Did you ever think you knew something … but when you thought about it more, you had to wonder?

What about being Christlike? I’ve prayed that the Lord would help me to be Christlike. I’ve admonished people to be Christlike. Yet, I never asked myself, What does that word Christlike really mean?  How would I develop a Christlike attitude?  If I wanted to be more Christlike, what would I do?” 

Well, I know that Jesus was gentle; He was kind and He sought to do good for others.  He also preached against those whose motives for doing good were only selfish.  In fact, I remember Him denouncing evil more than praising the goodness that He saw in men and women.  Maybe I got it wrong.  But no, I’m sure that I got it right.  The prophets did the same thing.  They saw a goodness in God that they didn’t seem to be able to describe to us.  But they could describe how far short we fell of that goodness—and they denounced our sin. 

We have so many Scriptures that admonish us to be like Jesus. I know that I want to be Christlike but sometimes the whole thing seems a tangle. And then it came to me:  what characterized the life of Christ was not a passive trait such as kindness and gentleness nor was it His admonishments. 

What characterized the Savior?  He was a lover. He did not love passively; He was always giving something.  It wasn’t particularly coins in the Temple coin box; He did things for the poor that were impossible for others to do.  The lame were healed and could walk, leap, and run.  The blind could see.  And those who were the dumb were able to articulate their feelings and communicate.  Leprosy was virtually incurable, but Yeshua cured it. 

I don’t find that I have the ability to love people so much or to spiritually connect so perfectly that the lame walk and the blind see, and the lepers are made clean.  Yet just wanting people to be healed, hoping that the poor would be fed is not enough.  To be like Yeshua, I must be a giver. 

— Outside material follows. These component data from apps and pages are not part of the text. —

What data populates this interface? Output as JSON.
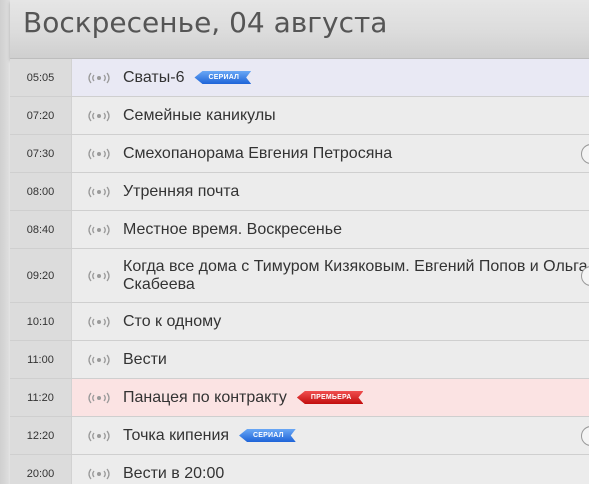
{
  "header": {
    "title": "Воскресенье, 04 августа"
  },
  "schedule": [
    {
      "time": "05:05",
      "title": "Сваты-6",
      "badge": "СЕРИАЛ",
      "badge_type": "serial",
      "highlight": "serial",
      "more": false
    },
    {
      "time": "07:20",
      "title": "Семейные каникулы",
      "badge": "",
      "badge_type": "",
      "highlight": "",
      "more": false
    },
    {
      "time": "07:30",
      "title": "Смехопанорама Евгения Петросяна",
      "badge": "",
      "badge_type": "",
      "highlight": "",
      "more": true
    },
    {
      "time": "08:00",
      "title": "Утренняя почта",
      "badge": "",
      "badge_type": "",
      "highlight": "",
      "more": false
    },
    {
      "time": "08:40",
      "title": "Местное время. Воскресенье",
      "badge": "",
      "badge_type": "",
      "highlight": "",
      "more": false
    },
    {
      "time": "09:20",
      "title": "Когда все дома с Тимуром Кизяковым. Евгений Попов и Ольга Скабеева",
      "badge": "",
      "badge_type": "",
      "highlight": "",
      "more": true,
      "multiline": true
    },
    {
      "time": "10:10",
      "title": "Сто к одному",
      "badge": "",
      "badge_type": "",
      "highlight": "",
      "more": false
    },
    {
      "time": "11:00",
      "title": "Вести",
      "badge": "",
      "badge_type": "",
      "highlight": "",
      "more": false
    },
    {
      "time": "11:20",
      "title": "Панацея по контракту",
      "badge": "ПРЕМЬЕРА",
      "badge_type": "premiere",
      "highlight": "premiere",
      "more": false
    },
    {
      "time": "12:20",
      "title": "Точка кипения",
      "badge": "СЕРИАЛ",
      "badge_type": "serial",
      "highlight": "",
      "more": true
    },
    {
      "time": "20:00",
      "title": "Вести в 20:00",
      "badge": "",
      "badge_type": "",
      "highlight": "",
      "more": false
    }
  ],
  "icons": {
    "broadcast": "broadcast-icon",
    "more": "chevron-right-icon"
  },
  "colors": {
    "serial_badge": "#2a6fe0",
    "premiere_badge": "#d01818",
    "serial_row": "#e9e9f4",
    "premiere_row": "#fbe3e3"
  }
}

So, what can I give?  Well, I can give gentleness, kindness, patience … the Fruits of the Spirit.  Yes, God has given them to me, and I can give them to others.  But wait a minute.  I can give more, and what I can give is the word about Jesus, the World’s Best Giver.  I can give Jesus’ love so that anyone, everyo ne could experience that love, that healing, as much as I have experienced it.  I can reflect the light that He shined on me, and thereby give the light to those who are all about me.  If some receive me, I can share the joy that I have in the Lord, and teach people how to enjoy what is, to others, apparently nothing.  Because that’s what this gift is to the world—nothing—unless or until they have the Jesus connection.  And, hey!  I’m one of His connectors.  I’ll keep doing my best to connect people to Him. That’s how I can be Christlike.

As I thought about Jesus, I penned some words that aren’t exactly prose or poetry.  I wanted to share them with you.  Maybe you will connect with them:

God is without body.
He has no form,
Except that of a babe born in Bethlehem,
A small refugee who became a man so far from home. 
Yet, through His body, and through His blood, a world of people was nourished and came to life.
God extends communion to us,
He gives life,
And calls us into strength and holiness;
He calls us to goodness,
And to giving-ness.
Oh that we, like Him, should become nourishment to bring nations to life.
And through that refugee babe,
May we see the mighty Lord,
Who prevails over all.